Catherynne M. Valente

The author of Palimpsest, The Girl Who Circumnavigated Fairyland in a Ship of Her Own Making and Deathless has lived overseas a lot — she attended Edinburgh University and lived in Japan for two years. She told Rain Taxi:

Place is important to me, I think, because I travel so much, and part of the process of moving to a new place, getting to know it, is writing about it. So wherever I live at the moment gets into my work in wormy, windy ways. Post-industrial Cleveland affects Palimpsest and infects it; rural and urban Japan is all through The Orphan's Tales. Maybe it goes back to poetry-I'm always writing about my actual life, confessing it, even when I'm writing about manticores and faceless children.

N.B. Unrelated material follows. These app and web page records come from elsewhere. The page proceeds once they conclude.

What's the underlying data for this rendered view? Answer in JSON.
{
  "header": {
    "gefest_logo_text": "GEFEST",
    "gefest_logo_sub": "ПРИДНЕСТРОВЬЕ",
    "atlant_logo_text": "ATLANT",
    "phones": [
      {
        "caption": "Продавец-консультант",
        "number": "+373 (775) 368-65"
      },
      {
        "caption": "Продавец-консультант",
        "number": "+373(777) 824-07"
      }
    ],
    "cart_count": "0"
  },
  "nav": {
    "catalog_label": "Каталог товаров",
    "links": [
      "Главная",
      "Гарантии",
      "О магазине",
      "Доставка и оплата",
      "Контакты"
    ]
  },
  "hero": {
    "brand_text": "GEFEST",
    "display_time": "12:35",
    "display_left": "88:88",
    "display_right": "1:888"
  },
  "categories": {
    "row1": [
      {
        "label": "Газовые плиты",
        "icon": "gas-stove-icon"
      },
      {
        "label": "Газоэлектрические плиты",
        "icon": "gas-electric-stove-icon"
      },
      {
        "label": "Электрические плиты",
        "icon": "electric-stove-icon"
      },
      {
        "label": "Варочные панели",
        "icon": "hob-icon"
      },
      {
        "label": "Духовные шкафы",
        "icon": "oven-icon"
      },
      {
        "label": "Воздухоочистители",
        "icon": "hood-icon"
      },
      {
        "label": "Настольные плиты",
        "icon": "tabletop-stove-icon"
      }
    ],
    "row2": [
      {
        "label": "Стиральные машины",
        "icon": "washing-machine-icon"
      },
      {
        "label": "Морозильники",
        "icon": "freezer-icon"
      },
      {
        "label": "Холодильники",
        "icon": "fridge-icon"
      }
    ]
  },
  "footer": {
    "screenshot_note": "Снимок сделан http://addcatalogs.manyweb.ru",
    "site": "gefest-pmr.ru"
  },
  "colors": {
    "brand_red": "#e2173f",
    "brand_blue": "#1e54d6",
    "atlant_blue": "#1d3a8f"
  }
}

In another interview, she said, "I have an irritating case of wanderlust, and there's few places I don't want to go."

H.G. Wells

The author of The Time Machine traveled to the United States (to speak to Roosevelt) and subsequently to the Soviet Union (to interview Stalin) in 1934. And these two trips apparently had an impact on his work, especially his film adaptation of his novel The Shape of Things to Come. Wells told Stalin:

I cannot yet appreciate what has been done in your country; I only arrived yesterday. But I have already seen the happy faces of healthy men and women and I know that something very considerable is being done here. The contrast with 1920 is astounding.


In the final act of Wells' film Things to Come, the working class of a futuristic false utopia rises up, and the influence of his Soviet Union visit seems hard to deny.

Additional reporting by Amanda Yesilbas, John Cartier, Rob H. Dawson and Devin Garabedian.